Data extract -
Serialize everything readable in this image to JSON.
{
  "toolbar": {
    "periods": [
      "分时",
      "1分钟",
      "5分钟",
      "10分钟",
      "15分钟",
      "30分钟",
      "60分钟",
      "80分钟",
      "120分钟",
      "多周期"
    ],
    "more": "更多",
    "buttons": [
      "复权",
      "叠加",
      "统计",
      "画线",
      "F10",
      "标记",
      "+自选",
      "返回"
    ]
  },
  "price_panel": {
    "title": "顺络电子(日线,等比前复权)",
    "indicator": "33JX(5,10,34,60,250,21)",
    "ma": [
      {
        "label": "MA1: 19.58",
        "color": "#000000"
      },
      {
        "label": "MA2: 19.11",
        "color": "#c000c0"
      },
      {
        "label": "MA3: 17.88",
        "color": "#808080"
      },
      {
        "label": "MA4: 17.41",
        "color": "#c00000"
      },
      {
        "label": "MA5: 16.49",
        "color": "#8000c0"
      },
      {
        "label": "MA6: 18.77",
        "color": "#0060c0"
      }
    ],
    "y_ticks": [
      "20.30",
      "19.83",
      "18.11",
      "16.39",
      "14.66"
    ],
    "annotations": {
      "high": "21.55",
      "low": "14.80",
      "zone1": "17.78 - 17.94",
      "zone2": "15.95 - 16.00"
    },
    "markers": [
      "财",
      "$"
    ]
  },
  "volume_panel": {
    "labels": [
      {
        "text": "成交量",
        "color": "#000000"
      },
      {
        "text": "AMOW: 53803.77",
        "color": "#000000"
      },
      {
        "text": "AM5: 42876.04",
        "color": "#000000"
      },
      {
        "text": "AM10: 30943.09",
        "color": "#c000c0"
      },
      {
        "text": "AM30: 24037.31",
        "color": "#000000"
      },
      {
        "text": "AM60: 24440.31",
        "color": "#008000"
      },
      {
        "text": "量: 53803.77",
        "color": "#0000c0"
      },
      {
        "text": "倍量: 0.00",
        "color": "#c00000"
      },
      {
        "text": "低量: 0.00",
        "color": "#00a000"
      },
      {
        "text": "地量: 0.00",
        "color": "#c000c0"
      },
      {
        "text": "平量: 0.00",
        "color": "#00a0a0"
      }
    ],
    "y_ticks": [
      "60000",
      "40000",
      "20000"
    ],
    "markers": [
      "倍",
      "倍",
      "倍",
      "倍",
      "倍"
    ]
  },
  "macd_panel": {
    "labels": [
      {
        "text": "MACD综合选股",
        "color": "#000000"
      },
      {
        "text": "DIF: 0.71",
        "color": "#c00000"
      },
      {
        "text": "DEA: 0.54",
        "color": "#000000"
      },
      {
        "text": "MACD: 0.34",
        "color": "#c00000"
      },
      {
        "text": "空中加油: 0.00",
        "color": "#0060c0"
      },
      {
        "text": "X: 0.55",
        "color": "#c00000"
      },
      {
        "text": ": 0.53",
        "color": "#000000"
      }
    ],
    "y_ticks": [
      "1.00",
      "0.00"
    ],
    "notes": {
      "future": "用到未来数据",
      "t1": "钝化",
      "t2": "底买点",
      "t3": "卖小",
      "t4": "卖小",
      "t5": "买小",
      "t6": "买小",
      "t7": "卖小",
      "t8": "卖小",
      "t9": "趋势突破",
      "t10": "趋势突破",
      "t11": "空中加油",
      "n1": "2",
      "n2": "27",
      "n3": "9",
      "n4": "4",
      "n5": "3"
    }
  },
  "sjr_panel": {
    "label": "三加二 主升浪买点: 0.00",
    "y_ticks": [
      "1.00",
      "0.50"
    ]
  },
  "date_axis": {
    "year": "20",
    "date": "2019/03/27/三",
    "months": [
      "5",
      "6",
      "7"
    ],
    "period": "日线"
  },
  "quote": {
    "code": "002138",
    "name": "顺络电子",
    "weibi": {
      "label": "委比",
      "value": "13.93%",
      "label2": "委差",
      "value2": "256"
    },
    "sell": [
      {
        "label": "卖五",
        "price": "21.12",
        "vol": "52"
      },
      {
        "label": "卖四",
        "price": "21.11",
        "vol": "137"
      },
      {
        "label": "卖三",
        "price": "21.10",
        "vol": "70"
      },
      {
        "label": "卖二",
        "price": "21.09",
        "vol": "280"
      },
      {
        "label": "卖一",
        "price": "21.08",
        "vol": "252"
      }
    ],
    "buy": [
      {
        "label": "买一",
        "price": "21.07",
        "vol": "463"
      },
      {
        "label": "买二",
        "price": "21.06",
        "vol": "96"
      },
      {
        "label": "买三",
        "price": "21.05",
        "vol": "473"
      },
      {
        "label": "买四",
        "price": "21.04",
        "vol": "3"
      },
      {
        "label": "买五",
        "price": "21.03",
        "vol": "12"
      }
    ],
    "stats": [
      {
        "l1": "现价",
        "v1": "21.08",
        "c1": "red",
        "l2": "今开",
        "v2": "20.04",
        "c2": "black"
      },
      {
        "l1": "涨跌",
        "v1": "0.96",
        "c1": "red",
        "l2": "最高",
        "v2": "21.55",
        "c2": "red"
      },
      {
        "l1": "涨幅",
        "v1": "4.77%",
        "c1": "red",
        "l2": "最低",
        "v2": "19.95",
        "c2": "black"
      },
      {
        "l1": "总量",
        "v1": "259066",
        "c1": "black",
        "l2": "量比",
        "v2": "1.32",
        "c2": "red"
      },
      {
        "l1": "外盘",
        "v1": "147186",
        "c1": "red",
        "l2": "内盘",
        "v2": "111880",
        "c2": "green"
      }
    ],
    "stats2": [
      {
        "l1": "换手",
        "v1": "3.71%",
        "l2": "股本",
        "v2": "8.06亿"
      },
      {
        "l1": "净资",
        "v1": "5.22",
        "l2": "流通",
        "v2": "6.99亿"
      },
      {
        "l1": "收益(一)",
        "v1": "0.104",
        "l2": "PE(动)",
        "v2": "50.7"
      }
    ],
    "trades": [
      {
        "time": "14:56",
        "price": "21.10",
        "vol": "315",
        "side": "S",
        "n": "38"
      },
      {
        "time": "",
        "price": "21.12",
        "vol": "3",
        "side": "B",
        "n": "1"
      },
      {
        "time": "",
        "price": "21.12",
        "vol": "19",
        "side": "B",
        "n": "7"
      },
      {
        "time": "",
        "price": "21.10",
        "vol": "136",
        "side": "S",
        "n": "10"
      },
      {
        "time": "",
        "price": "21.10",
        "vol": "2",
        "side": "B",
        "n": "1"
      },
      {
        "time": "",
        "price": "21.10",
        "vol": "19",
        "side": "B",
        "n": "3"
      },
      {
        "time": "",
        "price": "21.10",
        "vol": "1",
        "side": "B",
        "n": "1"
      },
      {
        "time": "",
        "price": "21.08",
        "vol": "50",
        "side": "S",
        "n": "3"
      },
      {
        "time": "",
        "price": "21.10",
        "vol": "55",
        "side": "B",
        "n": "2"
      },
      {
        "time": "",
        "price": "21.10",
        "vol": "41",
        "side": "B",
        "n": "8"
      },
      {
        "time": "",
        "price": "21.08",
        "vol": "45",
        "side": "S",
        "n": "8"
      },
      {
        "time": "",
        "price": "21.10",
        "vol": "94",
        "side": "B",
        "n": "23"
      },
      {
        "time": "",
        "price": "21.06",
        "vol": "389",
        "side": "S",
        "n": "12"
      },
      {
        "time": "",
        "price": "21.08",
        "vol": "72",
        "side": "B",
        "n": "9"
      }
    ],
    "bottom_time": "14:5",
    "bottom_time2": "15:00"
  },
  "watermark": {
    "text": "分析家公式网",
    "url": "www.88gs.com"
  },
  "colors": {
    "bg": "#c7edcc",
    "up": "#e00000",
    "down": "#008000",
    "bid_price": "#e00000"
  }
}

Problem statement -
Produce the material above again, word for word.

Result below -
Serialize everything readable in this image to JSON.
{
  "toolbar": {
    "periods": [
      "分时",
      "1分钟",
      "5分钟",
      "10分钟",
      "15分钟",
      "30分钟",
      "60分钟",
      "80分钟",
      "120分钟",
      "多周期"
    ],
    "more": "更多",
    "buttons": [
      "复权",
      "叠加",
      "统计",
      "画线",
      "F10",
      "标记",
      "+自选",
      "返回"
    ]
  },
  "price_panel": {
    "title": "顺络电子(日线,等比前复权)",
    "indicator": "33JX(5,10,34,60,250,21)",
    "ma": [
      {
        "label": "MA1: 19.58",
        "color": "#000000"
      },
      {
        "label": "MA2: 19.11",
        "color": "#c000c0"
      },
      {
        "label": "MA3: 17.88",
        "color": "#808080"
      },
      {
        "label": "MA4: 17.41",
        "color": "#c00000"
      },
      {
        "label": "MA5: 16.49",
        "color": "#8000c0"
      },
      {
        "label": "MA6: 18.77",
        "color": "#0060c0"
      }
    ],
    "y_ticks": [
      "20.30",
      "19.83",
      "18.11",
      "16.39",
      "14.66"
    ],
    "annotations": {
      "high": "21.55",
      "low": "14.80",
      "zone1": "17.78 - 17.94",
      "zone2": "15.95 - 16.00"
    },
    "markers": [
      "财",
      "$"
    ]
  },
  "volume_panel": {
    "labels": [
      {
        "text": "成交量",
        "color": "#000000"
      },
      {
        "text": "AMOW: 53803.77",
        "color": "#000000"
      },
      {
        "text": "AM5: 42876.04",
        "color": "#000000"
      },
      {
        "text": "AM10: 30943.09",
        "color": "#c000c0"
      },
      {
        "text": "AM30: 24037.31",
        "color": "#000000"
      },
      {
        "text": "AM60: 24440.31",
        "color": "#008000"
      },
      {
        "text": "量: 53803.77",
        "color": "#0000c0"
      },
      {
        "text": "倍量: 0.00",
        "color": "#c00000"
      },
      {
        "text": "低量: 0.00",
        "color": "#00a000"
      },
      {
        "text": "地量: 0.00",
        "color": "#c000c0"
      },
      {
        "text": "平量: 0.00",
        "color": "#00a0a0"
      }
    ],
    "y_ticks": [
      "60000",
      "40000",
      "20000"
    ],
    "markers": [
      "倍",
      "倍",
      "倍",
      "倍",
      "倍"
    ]
  },
  "macd_panel": {
    "labels": [
      {
        "text": "MACD综合选股",
        "color": "#000000"
      },
      {
        "text": "DIF: 0.71",
        "color": "#c00000"
      },
      {
        "text": "DEA: 0.54",
        "color": "#000000"
      },
      {
        "text": "MACD: 0.34",
        "color": "#c00000"
      },
      {
        "text": "空中加油: 0.00",
        "color": "#0060c0"
      },
      {
        "text": "X: 0.55",
        "color": "#c00000"
      },
      {
        "text": ": 0.53",
        "color": "#000000"
      }
    ],
    "y_ticks": [
      "1.00",
      "0.00"
    ],
    "notes": {
      "future": "用到未来数据",
      "t1": "钝化",
      "t2": "底买点",
      "t3": "卖小",
      "t4": "卖小",
      "t5": "买小",
      "t6": "买小",
      "t7": "卖小",
      "t8": "卖小",
      "t9": "趋势突破",
      "t10": "趋势突破",
      "t11": "空中加油",
      "n1": "2",
      "n2": "27",
      "n3": "9",
      "n4": "4",
      "n5": "3"
    }
  },
  "sjr_panel": {
    "label": "三加二 主升浪买点: 0.00",
    "y_ticks": [
      "1.00",
      "0.50"
    ]
  },
  "date_axis": {
    "year": "20",
    "date": "2019/03/27/三",
    "months": [
      "5",
      "6",
      "7"
    ],
    "period": "日线"
  },
  "quote": {
    "code": "002138",
    "name": "顺络电子",
    "weibi": {
      "label": "委比",
      "value": "13.93%",
      "label2": "委差",
      "value2": "256"
    },
    "sell": [
      {
        "label": "卖五",
        "price": "21.12",
        "vol": "52"
      },
      {
        "label": "卖四",
        "price": "21.11",
        "vol": "137"
      },
      {
        "label": "卖三",
        "price": "21.10",
        "vol": "70"
      },
      {
        "label": "卖二",
        "price": "21.09",
        "vol": "280"
      },
      {
        "label": "卖一",
        "price": "21.08",
        "vol": "252"
      }
    ],
    "buy": [
      {
        "label": "买一",
        "price": "21.07",
        "vol": "463"
      },
      {
        "label": "买二",
        "price": "21.06",
        "vol": "96"
      },
      {
        "label": "买三",
        "price": "21.05",
        "vol": "473"
      },
      {
        "label": "买四",
        "price": "21.04",
        "vol": "3"
      },
      {
        "label": "买五",
        "price": "21.03",
        "vol": "12"
      }
    ],
    "stats": [
      {
        "l1": "现价",
        "v1": "21.08",
        "c1": "red",
        "l2": "今开",
        "v2": "20.04",
        "c2": "black"
      },
      {
        "l1": "涨跌",
        "v1": "0.96",
        "c1": "red",
        "l2": "最高",
        "v2": "21.55",
        "c2": "red"
      },
      {
        "l1": "涨幅",
        "v1": "4.77%",
        "c1": "red",
        "l2": "最低",
        "v2": "19.95",
        "c2": "black"
      },
      {
        "l1": "总量",
        "v1": "259066",
        "c1": "black",
        "l2": "量比",
        "v2": "1.32",
        "c2": "red"
      },
      {
        "l1": "外盘",
        "v1": "147186",
        "c1": "red",
        "l2": "内盘",
        "v2": "111880",
        "c2": "green"
      }
    ],
    "stats2": [
      {
        "l1": "换手",
        "v1": "3.71%",
        "l2": "股本",
        "v2": "8.06亿"
      },
      {
        "l1": "净资",
        "v1": "5.22",
        "l2": "流通",
        "v2": "6.99亿"
      },
      {
        "l1": "收益(一)",
        "v1": "0.104",
        "l2": "PE(动)",
        "v2": "50.7"
      }
    ],
    "trades": [
      {
        "time": "14:56",
        "price": "21.10",
        "vol": "315",
        "side": "S",
        "n": "38"
      },
      {
        "time": "",
        "price": "21.12",
        "vol": "3",
        "side": "B",
        "n": "1"
      },
      {
        "time": "",
        "price": "21.12",
        "vol": "19",
        "side": "B",
        "n": "7"
      },
      {
        "time": "",
        "price": "21.10",
        "vol": "136",
        "side": "S",
        "n": "10"
      },
      {
        "time": "",
        "price": "21.10",
        "vol": "2",
        "side": "B",
        "n": "1"
      },
      {
        "time": "",
        "price": "21.10",
        "vol": "19",
        "side": "B",
        "n": "3"
      },
      {
        "time": "",
        "price": "21.10",
        "vol": "1",
        "side": "B",
        "n": "1"
      },
      {
        "time": "",
        "price": "21.08",
        "vol": "50",
        "side": "S",
        "n": "3"
      },
      {
        "time": "",
        "price": "21.10",
        "vol": "55",
        "side": "B",
        "n": "2"
      },
      {
        "time": "",
        "price": "21.10",
        "vol": "41",
        "side": "B",
        "n": "8"
      },
      {
        "time": "",
        "price": "21.08",
        "vol": "45",
        "side": "S",
        "n": "8"
      },
      {
        "time": "",
        "price": "21.10",
        "vol": "94",
        "side": "B",
        "n": "23"
      },
      {
        "time": "",
        "price": "21.06",
        "vol": "389",
        "side": "S",
        "n": "12"
      },
      {
        "time": "",
        "price": "21.08",
        "vol": "72",
        "side": "B",
        "n": "9"
      }
    ],
    "bottom_time": "14:5",
    "bottom_time2": "15:00"
  },
  "watermark": {
    "text": "分析家公式网",
    "url": "www.88gs.com"
  },
  "colors": {
    "bg": "#c7edcc",
    "up": "#e00000",
    "down": "#008000",
    "bid_price": "#e00000"
  }
}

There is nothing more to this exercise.